Green cities aren’t just good for the environment – they’re good for the people who live in them. Freiburg, Germany has a great quality of life with its parks, public transit and clean air. But will the city keep pushing environmentalism or rest on its laurels? Paul Hockenos takes a look.
The Ruhr region of Germany was once a mining stronghold; now residents are seeking new livelihoods. The last hard coal plants in Germany will close in 2018, but what happens to their communities when they do? Emma Bryce looks at a just transition.
With one “diesel summit” following swiftly on the heels of another these days, we should not lose sight of the overarching mobility transition project. Cargo bike sharing should be promoted to give city dwellers more alternatives to cars, says Sophia Becker.
Here’s a question: how big is the entire power plant fleet in your country compared to the fleet of vehicles? Craig Morris investigated the matter for Germany. Before you read on, take a guess: which one is bigger?
Automakers should see this month’s news—and the news yet to come—as a call to action for a bolder transportation vision. Traditional engines are on their way out, but it’s not enough to just replace gas with electric. Eliot Metzger and Alyssa Fischer explain.

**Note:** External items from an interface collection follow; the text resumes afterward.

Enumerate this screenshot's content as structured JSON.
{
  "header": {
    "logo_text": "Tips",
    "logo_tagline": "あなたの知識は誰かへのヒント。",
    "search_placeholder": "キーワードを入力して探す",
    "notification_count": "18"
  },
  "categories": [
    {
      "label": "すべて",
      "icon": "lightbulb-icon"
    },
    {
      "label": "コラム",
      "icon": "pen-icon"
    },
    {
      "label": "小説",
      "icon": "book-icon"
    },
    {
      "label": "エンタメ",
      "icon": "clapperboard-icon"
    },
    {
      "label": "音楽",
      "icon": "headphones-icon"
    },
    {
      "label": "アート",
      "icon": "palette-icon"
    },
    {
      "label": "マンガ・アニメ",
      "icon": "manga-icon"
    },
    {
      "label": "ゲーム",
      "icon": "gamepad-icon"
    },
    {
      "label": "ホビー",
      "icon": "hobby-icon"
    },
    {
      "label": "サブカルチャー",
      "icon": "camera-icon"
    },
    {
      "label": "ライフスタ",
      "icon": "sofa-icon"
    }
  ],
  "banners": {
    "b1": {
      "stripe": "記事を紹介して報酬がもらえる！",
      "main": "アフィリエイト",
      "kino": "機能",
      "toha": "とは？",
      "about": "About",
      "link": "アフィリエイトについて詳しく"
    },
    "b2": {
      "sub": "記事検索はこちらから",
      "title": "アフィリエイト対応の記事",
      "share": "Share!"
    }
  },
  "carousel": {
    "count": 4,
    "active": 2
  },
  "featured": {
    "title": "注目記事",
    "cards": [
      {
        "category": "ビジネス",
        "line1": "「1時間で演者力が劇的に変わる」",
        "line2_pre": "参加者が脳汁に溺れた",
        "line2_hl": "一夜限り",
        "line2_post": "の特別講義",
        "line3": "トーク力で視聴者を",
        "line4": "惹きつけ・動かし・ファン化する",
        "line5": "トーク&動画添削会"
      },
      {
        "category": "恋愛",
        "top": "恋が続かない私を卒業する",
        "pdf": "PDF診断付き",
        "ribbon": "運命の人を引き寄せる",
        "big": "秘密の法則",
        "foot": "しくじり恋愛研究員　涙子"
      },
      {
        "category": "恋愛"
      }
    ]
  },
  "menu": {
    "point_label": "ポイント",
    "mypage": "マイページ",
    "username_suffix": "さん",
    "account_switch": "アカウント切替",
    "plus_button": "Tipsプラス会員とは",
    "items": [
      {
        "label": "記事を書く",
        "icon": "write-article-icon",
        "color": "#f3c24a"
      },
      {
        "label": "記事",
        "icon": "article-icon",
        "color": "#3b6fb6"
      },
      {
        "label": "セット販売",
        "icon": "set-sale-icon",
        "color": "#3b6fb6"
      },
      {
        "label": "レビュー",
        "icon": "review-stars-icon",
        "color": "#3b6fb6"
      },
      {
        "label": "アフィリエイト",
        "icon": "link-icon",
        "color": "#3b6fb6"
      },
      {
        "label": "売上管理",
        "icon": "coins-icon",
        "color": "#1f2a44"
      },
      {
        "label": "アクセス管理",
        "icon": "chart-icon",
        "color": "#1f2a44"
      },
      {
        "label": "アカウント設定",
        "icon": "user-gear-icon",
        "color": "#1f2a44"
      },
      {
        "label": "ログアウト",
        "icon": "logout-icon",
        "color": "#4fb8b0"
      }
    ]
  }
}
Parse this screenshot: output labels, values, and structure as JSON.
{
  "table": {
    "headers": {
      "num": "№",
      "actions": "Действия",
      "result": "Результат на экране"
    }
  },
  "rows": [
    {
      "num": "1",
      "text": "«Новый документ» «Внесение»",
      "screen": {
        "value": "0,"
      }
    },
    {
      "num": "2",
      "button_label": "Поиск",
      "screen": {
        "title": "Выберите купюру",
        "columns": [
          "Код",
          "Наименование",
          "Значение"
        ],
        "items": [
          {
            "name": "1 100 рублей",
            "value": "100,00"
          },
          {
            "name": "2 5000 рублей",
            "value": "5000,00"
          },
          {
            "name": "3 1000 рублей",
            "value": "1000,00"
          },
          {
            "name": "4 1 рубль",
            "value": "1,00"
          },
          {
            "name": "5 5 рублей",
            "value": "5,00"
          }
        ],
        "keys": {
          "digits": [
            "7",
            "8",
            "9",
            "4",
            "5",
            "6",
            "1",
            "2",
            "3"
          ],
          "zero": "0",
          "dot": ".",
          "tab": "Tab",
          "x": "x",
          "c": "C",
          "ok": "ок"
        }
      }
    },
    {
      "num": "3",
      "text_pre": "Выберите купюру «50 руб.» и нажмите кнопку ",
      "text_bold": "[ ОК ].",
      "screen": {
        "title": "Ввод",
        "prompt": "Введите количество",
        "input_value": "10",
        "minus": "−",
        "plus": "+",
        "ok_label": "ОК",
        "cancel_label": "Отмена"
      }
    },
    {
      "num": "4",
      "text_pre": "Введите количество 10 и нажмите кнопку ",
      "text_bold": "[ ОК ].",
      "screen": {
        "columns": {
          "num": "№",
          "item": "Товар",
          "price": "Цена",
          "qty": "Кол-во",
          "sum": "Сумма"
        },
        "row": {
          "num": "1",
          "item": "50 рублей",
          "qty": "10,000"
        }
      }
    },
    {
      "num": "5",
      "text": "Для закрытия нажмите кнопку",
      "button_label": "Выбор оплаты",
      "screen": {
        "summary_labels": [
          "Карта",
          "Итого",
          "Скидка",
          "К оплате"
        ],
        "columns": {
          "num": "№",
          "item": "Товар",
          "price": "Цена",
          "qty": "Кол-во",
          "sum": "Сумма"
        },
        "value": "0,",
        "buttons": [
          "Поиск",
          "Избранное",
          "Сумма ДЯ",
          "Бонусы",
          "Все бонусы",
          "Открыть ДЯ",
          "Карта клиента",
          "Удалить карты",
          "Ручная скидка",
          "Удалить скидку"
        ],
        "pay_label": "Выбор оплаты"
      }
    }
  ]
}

Whenever we talk about getting cities back from cars, there’s pushback. Don’t people love their cars? Don’t we have cities built for cars because that’s what people wanted? Not exactly. Today, Craig Morris takes a look at the German town of Freiburg, and how citizens are taking their streets back.
The government’s new 4,000-euro bonus for electric vehicles is a dud. Why are the Germans so reluctant to buy EVs? And why is there is little support for e-bikes? Craig Morris takes a look.

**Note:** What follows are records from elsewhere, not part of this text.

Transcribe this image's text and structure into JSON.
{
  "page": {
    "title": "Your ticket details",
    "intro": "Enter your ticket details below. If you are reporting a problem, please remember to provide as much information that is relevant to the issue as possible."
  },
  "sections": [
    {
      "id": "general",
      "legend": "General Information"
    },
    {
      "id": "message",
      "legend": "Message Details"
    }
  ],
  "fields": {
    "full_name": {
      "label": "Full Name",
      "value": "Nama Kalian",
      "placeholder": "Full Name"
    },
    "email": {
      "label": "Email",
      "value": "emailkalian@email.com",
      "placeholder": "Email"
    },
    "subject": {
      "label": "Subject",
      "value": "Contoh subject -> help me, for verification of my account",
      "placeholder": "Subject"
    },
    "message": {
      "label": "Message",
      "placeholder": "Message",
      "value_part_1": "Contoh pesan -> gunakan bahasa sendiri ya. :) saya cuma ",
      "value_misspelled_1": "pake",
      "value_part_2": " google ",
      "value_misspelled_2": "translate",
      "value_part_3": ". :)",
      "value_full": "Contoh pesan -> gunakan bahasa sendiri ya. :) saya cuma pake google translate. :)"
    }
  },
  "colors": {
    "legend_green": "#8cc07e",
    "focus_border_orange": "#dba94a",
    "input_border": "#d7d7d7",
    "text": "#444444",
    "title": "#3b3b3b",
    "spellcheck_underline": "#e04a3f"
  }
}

On July 1, Agora Verkehrswende officially went into business. A sister organization of Agora Energiewende, a think tank for Germany’s energy transition, Verkehrswende will focus (as the German name indicates) on the transport transition. If the organization truly pursues environmental policy, it will fill a gap. If it mainly concerns itself with industrial policy, it will be redundant. Craig Morris explores the possibilities.

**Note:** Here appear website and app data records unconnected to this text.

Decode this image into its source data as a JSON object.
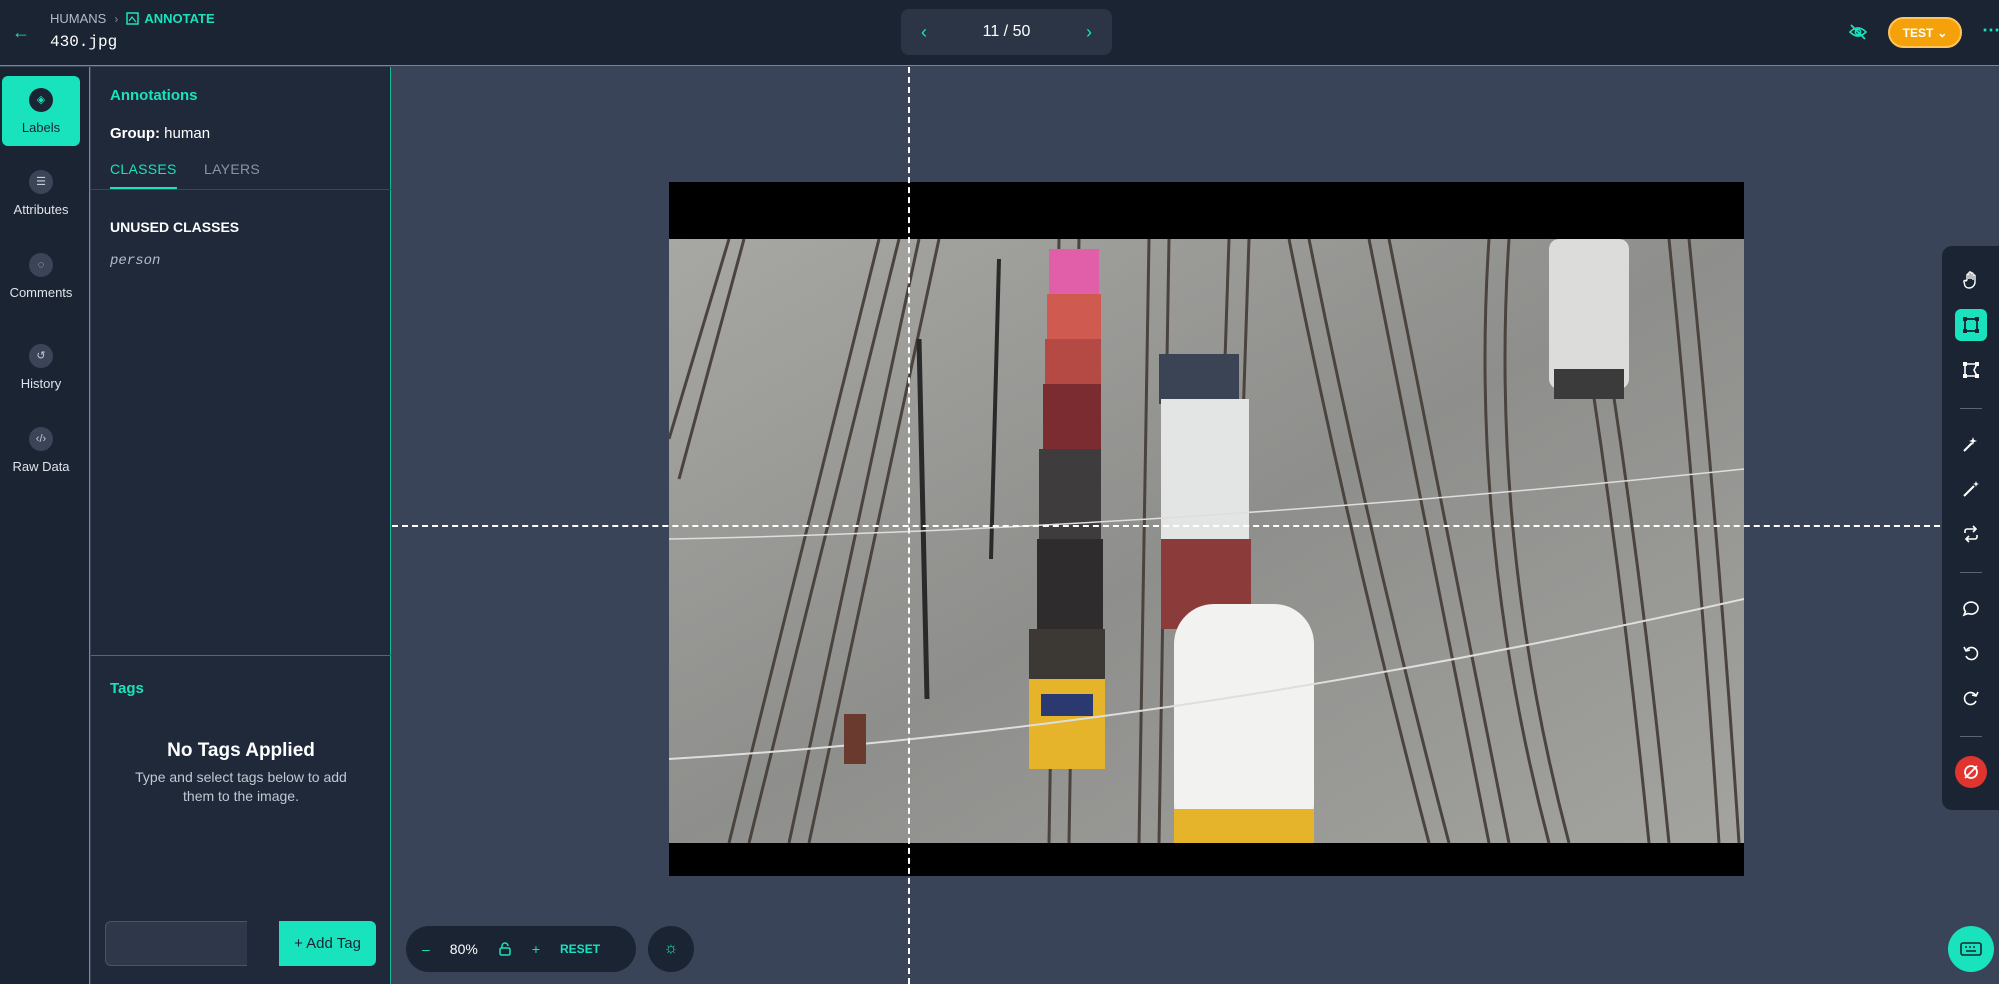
{
  "header": {
    "breadcrumb_root": "HUMANS",
    "breadcrumb_current": "ANNOTATE",
    "filename": "430.jpg",
    "pager": "11 / 50",
    "mode_button": "TEST"
  },
  "rail": {
    "items": [
      {
        "label": "Labels",
        "icon": "tag-icon"
      },
      {
        "label": "Attributes",
        "icon": "list-icon"
      },
      {
        "label": "Comments",
        "icon": "comment-icon"
      },
      {
        "label": "History",
        "icon": "history-icon"
      },
      {
        "label": "Raw Data",
        "icon": "code-icon"
      }
    ]
  },
  "panel": {
    "title": "Annotations",
    "group_label": "Group:",
    "group_value": "human",
    "tabs": [
      "CLASSES",
      "LAYERS"
    ],
    "unused_title": "UNUSED CLASSES",
    "unused_classes": [
      "person"
    ]
  },
  "tags": {
    "title": "Tags",
    "empty_title": "No Tags Applied",
    "empty_sub": "Type and select tags below to add them to the image.",
    "input_value": "",
    "add_label": "+ Add Tag"
  },
  "canvas": {
    "zoom_minus": "–",
    "zoom_level": "80%",
    "zoom_plus": "+",
    "reset_label": "RESET"
  },
  "colors": {
    "accent": "#19e3bd",
    "warning": "#f5a20a",
    "danger": "#e0342f",
    "header_bg": "#1b2433",
    "canvas_bg": "#3a4458"
  }
}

Solar water heaters, or biofuel-powered public buses, or any other low-carbon solution isn’t going to install itself or switch itself on. Without visionary thinkers to champion the cause, without people to plan for business-unusual and craft the regulations that’ll make it easier to implement, Southern Africa’s cities won’t evolve into the energy-smart, carbon-friendly engine rooms that they must become, writes Leonie Joubert.
Cities can’t just consume resources, they also have to contribute to producing and restoring the resources. Fortunately, there are some examples showing that cities actually realise the need for a shift and have developed strategies and programs. Irene Garcia has looked at some of these cities.